Task to carry out =
Your answer should be every line with the word "선택하세요", copied from the data below.

Dataset entries
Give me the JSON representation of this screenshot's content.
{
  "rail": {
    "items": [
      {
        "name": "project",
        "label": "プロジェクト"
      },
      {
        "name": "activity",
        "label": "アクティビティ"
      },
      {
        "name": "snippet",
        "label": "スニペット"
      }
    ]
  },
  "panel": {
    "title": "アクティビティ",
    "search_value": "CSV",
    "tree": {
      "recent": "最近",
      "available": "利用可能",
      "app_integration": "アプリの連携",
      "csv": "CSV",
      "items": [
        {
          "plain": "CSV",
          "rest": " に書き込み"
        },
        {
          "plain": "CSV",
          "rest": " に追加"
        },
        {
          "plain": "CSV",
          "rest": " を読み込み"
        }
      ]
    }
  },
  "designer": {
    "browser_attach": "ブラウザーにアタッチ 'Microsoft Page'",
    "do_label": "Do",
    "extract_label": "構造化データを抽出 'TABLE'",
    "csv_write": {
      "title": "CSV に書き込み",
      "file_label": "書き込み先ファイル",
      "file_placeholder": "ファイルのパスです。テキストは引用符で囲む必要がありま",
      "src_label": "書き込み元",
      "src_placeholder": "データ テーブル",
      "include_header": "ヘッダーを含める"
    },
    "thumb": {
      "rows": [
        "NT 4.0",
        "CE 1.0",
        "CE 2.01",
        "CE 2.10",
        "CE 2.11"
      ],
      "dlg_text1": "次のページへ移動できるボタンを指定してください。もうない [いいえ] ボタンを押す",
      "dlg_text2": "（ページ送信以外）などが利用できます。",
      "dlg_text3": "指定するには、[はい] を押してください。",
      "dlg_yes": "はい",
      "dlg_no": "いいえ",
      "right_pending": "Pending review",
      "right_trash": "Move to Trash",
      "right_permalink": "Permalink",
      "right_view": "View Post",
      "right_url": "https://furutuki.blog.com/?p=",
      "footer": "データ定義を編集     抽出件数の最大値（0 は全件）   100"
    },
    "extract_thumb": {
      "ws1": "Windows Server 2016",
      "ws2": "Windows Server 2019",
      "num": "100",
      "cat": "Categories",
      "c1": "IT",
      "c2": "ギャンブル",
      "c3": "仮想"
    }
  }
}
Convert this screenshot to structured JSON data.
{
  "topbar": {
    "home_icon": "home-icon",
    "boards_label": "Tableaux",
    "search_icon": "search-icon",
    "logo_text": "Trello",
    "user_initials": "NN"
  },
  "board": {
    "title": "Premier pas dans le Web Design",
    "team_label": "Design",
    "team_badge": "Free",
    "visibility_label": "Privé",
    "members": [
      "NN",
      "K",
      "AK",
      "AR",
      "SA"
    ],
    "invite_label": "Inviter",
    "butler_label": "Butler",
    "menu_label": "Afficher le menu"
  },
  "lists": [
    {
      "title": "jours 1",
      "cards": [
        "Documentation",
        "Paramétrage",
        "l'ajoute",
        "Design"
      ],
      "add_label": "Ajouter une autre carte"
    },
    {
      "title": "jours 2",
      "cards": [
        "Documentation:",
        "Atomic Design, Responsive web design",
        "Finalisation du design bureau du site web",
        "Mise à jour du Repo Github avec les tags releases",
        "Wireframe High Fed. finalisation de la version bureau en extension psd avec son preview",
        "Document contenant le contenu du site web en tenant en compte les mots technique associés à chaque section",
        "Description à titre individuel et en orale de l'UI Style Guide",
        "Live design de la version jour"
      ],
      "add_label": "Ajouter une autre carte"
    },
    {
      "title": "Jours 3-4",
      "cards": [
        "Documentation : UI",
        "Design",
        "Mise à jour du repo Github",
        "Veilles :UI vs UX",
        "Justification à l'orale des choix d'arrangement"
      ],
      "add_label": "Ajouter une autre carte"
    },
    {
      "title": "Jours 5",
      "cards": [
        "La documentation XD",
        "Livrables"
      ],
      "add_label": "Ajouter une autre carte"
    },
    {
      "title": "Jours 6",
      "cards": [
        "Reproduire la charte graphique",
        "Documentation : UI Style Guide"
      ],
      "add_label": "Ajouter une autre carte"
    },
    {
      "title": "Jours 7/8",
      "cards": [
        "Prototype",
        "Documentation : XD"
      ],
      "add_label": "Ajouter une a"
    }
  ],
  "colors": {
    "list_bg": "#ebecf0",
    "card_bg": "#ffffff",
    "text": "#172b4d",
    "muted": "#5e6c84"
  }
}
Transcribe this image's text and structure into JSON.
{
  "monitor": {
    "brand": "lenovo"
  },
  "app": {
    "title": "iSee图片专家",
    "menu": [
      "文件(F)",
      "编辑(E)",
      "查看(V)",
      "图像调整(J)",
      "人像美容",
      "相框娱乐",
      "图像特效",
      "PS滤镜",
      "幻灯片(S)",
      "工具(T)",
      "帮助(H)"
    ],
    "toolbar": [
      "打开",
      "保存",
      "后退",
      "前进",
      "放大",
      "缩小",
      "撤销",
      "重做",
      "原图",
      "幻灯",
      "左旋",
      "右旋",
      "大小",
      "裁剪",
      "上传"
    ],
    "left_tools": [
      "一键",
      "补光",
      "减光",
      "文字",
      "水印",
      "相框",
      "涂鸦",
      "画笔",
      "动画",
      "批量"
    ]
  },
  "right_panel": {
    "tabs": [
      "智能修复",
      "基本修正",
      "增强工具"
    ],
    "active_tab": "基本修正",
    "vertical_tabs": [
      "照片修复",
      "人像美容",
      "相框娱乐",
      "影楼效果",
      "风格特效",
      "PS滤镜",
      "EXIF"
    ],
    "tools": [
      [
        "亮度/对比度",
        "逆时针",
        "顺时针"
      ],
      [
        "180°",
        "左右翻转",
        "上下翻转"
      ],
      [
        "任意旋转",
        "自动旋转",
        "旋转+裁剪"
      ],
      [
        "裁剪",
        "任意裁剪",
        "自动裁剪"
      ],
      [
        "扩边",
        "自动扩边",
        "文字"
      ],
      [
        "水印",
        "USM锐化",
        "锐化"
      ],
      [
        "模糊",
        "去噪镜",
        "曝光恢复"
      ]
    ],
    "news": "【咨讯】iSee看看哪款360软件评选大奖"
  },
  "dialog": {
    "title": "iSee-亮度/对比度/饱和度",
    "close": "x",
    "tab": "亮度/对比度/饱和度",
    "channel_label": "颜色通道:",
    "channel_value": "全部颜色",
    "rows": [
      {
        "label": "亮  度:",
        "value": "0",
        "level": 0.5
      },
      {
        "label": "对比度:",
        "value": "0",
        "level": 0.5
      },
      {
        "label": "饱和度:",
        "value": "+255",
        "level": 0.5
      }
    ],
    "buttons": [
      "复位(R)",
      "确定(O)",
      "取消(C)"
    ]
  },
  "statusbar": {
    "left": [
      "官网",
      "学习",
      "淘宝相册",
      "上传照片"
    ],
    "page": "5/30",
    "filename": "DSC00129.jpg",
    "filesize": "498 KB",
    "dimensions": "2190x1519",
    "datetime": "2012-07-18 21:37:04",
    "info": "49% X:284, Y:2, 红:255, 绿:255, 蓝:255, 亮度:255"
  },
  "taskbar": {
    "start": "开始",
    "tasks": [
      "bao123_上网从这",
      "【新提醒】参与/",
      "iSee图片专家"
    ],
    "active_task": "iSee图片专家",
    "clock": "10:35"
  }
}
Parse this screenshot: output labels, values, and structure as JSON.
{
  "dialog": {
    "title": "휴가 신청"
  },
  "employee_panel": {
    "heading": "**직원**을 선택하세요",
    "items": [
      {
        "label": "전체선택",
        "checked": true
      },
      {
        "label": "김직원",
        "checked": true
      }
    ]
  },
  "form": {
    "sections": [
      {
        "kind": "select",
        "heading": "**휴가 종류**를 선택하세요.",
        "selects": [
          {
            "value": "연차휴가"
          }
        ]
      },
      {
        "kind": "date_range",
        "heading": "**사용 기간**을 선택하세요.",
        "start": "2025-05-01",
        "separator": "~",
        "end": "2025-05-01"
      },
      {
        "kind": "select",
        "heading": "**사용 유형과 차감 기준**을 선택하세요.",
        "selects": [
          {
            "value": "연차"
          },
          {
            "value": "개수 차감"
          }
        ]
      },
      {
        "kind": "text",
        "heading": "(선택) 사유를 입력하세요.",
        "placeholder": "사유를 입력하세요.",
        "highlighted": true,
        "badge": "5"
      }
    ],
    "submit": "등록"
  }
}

Answer section =
    "heading": "**직원**을 선택하세요",
        "heading": "**휴가 종류**를 선택하세요.",
        "heading": "**사용 기간**을 선택하세요.",
        "heading": "**사용 유형과 차감 기준**을 선택하세요.",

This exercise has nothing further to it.